### WHAT THIS TASK INVOLVES
Across the records, count every line that includes "username" and give the number by itself.

[Stored data]
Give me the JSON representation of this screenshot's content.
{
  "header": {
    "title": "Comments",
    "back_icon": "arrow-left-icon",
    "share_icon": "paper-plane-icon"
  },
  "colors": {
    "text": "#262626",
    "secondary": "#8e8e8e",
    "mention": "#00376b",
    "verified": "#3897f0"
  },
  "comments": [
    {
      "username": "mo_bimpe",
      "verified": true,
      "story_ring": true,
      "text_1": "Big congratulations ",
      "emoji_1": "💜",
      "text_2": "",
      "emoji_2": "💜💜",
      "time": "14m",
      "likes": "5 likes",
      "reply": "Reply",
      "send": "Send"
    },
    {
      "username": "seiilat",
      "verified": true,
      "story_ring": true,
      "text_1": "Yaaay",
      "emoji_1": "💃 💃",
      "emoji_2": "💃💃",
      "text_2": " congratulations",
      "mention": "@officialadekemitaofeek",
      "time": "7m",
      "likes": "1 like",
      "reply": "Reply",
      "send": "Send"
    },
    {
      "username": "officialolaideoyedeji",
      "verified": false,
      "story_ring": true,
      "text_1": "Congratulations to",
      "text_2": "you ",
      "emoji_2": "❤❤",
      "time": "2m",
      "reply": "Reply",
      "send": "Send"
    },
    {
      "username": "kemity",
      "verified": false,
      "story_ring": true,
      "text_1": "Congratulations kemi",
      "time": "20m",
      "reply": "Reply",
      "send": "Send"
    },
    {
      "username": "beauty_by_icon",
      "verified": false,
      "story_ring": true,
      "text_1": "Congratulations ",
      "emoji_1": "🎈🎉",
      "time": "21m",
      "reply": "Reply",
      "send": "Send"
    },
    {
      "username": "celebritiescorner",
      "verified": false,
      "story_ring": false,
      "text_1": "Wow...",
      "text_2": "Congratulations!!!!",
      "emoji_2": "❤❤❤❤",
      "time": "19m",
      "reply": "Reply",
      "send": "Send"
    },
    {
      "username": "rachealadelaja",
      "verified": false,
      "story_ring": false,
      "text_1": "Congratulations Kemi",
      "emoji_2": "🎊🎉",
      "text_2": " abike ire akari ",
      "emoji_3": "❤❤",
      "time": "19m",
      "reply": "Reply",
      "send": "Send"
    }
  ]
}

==

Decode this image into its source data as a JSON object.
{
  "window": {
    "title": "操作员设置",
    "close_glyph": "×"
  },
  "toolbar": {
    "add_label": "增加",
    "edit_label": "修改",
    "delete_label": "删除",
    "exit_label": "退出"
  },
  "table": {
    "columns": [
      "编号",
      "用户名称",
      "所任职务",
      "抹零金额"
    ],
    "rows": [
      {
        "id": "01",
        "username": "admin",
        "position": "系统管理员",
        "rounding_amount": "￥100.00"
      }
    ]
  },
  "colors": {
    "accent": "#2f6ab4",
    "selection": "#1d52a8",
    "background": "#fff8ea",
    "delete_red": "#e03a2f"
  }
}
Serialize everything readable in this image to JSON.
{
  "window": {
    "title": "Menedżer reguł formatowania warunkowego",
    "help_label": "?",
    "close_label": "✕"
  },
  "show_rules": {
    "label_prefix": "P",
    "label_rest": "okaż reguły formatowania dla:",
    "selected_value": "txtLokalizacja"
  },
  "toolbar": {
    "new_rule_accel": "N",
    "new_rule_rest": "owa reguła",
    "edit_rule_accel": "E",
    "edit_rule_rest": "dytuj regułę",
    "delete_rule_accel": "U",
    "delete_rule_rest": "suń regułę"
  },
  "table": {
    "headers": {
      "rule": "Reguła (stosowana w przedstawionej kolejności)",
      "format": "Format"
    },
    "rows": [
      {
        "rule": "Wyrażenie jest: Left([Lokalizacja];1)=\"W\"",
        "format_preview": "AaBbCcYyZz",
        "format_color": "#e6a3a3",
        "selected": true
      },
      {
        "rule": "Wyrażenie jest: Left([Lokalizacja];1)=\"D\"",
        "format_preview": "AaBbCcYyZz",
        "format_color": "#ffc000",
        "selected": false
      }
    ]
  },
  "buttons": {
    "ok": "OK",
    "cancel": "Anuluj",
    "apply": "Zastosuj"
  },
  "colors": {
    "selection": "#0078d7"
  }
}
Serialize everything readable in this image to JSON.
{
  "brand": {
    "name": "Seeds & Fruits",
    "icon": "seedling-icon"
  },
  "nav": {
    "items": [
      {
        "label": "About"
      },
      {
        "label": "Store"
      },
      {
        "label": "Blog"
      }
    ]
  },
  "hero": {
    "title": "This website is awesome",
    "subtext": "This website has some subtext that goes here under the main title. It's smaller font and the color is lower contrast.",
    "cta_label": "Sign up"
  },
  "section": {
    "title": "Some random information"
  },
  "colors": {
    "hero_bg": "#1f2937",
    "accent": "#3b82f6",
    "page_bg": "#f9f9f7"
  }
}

### EXERCISE SOLUTION
8